A carpenter’s instrument for boring holes, chiefly in wood. It consists of a long shank or axis having a cutting edge at one end, and usually a handle placed crosswise at the other, by which it is turned with both hands. — Webster, 1882
Maple sugar is made by tapping maple trees with a gimlet and grocery store hogsheads with an auger. -Brookings County Press, May 4, 1882
An auger is a wood-working tool used to bore holes. In published Little House on the Prairie, Charles Ingalls uses an auger to bore holes for pegs in the slabs of wood he uses to build a door; in the manuscript, Pa nails the door pieces together. In Farmer Boy, Almanzo Wilder and his father use an auger to bore holes for pegs when constructing a lumber sled; in the manuscript, an auger is also used to tap the maple trees for sap collection.
The auger most likely used was a T auger, consisting of fairly large diameter drill bit with a wooden handle attached at a right angle to the long shaft. If the handle broke or split, another one could easily be fashioned from a piece of wood. If the bit became dull, it was sharpened with a file. The bit had a small screw tip used to position the bit in the center of the spot to be drilled, then the hands grasped the handles on either side, turning a half or quarter turn before letting go and re-positioning the hands. The angled sides of the bit cut into the wood, creating a round hole. The twisted shank cleared chips out of the hole as it was drilled.
When pegs were to be used, the hole was drilled slightly smaller than the peg so that it fit tightly and wouldn’t come lose.
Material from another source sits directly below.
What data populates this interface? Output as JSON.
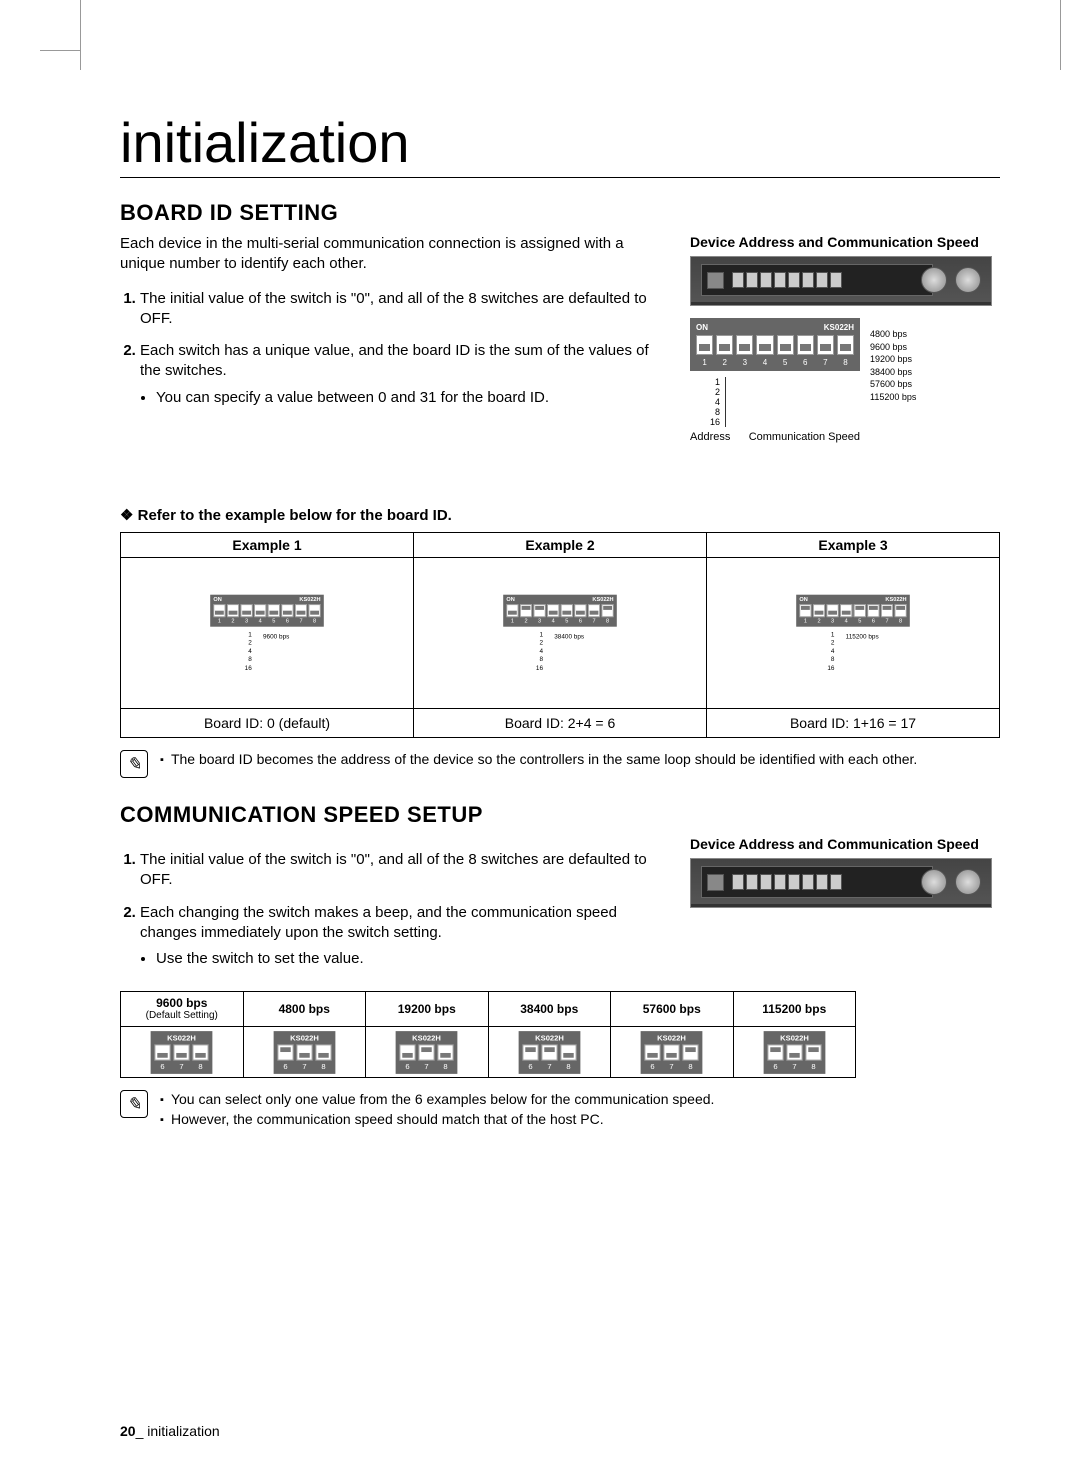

An auger could also be placed with the screw tip at the edge of a piece of wood in order to cut a half-hole.
auger (FB 9, 24; LHOP 8)